How do you know when it’s the right time to sell shares in a company? A new report suggests that in addition to looking at price/earnings ratios and market trends, you should keep a sharp eye on the C.E.O.: If he or she buys a trophy house, call your broker immediately.
A study sponsored by Standard & Poor’s found that if you short shares in a company when the C.E.O. buys a palatial residence, you would see a return of 29 percent after one year, and 46 percent after two years.
The authors of the study, New York University finance professor David Yermack and Arizona State University finance professor Crocker Liu, found a further correlation: When executives paid for their trophy home by selling company stock or cashing in stock options—which was the case among 27 percent of the C.E.O.’s studied—the shares of that company under-performed the market for several years.
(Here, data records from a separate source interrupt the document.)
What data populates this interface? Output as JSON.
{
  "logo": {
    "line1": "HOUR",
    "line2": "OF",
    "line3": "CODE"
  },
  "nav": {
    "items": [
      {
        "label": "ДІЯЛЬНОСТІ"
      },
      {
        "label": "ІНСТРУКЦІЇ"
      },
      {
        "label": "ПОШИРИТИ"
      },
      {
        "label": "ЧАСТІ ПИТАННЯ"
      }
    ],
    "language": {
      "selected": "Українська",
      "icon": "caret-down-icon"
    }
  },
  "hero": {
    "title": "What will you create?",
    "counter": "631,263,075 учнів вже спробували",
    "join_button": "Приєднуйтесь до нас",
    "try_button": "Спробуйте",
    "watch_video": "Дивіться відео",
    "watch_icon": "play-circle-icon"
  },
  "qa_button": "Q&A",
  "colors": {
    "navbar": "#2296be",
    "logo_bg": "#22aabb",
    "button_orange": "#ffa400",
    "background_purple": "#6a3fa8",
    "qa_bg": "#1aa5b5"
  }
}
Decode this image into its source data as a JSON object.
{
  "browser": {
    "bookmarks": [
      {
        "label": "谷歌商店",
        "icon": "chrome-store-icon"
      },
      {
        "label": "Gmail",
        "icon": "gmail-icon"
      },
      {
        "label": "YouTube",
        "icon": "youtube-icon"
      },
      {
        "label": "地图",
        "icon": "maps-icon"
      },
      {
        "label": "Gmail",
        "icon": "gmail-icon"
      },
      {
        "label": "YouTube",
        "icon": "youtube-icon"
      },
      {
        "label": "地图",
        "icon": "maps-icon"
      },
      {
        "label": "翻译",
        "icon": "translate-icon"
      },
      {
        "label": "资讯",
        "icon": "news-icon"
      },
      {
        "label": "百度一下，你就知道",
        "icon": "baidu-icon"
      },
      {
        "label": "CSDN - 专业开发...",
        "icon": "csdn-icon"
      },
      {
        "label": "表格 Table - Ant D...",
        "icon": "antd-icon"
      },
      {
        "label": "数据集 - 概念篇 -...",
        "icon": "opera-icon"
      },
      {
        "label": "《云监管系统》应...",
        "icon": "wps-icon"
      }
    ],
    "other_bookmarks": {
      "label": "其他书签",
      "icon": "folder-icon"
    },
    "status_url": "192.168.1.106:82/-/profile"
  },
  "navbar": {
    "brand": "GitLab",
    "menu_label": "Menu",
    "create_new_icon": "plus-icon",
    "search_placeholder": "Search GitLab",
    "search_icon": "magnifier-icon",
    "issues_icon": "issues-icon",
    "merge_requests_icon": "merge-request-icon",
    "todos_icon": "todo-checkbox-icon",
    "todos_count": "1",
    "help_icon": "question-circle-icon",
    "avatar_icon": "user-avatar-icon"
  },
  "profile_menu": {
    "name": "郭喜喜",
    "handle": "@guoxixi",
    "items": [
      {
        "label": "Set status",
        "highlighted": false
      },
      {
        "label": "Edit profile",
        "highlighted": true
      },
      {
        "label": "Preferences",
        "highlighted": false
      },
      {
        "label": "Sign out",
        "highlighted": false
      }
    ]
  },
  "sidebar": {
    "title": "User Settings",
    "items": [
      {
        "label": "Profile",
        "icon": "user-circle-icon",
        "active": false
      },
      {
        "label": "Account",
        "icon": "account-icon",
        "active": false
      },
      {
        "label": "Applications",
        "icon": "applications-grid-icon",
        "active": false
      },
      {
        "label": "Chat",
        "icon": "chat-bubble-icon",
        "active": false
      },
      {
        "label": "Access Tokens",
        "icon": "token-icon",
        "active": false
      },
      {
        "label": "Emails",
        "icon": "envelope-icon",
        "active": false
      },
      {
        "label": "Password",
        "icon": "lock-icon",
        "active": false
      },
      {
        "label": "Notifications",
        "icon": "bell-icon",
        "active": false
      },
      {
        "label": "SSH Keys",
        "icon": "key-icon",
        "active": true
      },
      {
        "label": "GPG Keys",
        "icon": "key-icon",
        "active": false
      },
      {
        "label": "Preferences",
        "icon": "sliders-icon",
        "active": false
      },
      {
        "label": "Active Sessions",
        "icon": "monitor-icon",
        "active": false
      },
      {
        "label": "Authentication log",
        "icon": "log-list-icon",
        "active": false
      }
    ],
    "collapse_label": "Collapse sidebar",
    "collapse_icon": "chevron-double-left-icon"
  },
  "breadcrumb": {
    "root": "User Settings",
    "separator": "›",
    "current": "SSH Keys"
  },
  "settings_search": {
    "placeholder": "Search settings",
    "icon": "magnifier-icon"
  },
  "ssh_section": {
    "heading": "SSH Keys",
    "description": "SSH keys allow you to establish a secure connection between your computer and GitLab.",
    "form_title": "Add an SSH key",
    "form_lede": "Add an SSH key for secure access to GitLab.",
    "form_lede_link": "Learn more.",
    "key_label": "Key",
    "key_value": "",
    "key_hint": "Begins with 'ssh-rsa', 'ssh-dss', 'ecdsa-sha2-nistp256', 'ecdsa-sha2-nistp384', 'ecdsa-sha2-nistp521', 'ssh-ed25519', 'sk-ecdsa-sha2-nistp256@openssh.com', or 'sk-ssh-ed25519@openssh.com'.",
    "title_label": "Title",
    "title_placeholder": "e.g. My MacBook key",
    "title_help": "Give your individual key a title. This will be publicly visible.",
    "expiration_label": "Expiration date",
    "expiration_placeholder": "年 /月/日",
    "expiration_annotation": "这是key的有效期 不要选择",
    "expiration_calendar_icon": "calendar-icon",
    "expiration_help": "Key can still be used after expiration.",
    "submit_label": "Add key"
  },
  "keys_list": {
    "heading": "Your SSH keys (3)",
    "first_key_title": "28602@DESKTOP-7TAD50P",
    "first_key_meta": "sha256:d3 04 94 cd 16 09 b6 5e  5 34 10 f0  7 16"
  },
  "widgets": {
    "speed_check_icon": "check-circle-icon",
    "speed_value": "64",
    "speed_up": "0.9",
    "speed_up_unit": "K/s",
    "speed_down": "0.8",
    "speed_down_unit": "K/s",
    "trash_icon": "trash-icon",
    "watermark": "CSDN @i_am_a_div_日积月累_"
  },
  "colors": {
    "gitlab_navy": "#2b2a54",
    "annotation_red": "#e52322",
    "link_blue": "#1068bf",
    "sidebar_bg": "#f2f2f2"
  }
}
Why do splashy home purchases spell bad news for a company’s public value? One speculation is that C.E.O.’s who drop big bucks on a showy apartment or house tend to have an overly developed sense of entitlement, with king-like personalities that drag down the morale of their employees, resulting in lackluster corporate performance. And in several cases, the study suggests, insider trading may be the culprit: C.E.O.’s who get wind of a yet-to-be-disclosed lousy earnings report may want to dump their shares, and use the purchase of a house as a pretext for doing so.
Overall, you’ll be happy to know, chief executives are doing pretty well. The study found that the median home price for a C.E.O. was $2.745 million—10 times higher than the national average—and that the homes are typically over 5,600 square feet, with 11 rooms and four and a half bathrooms. Twelve percent are on the water; 8.5 percent are close enough to a golf course to walk to the first tee.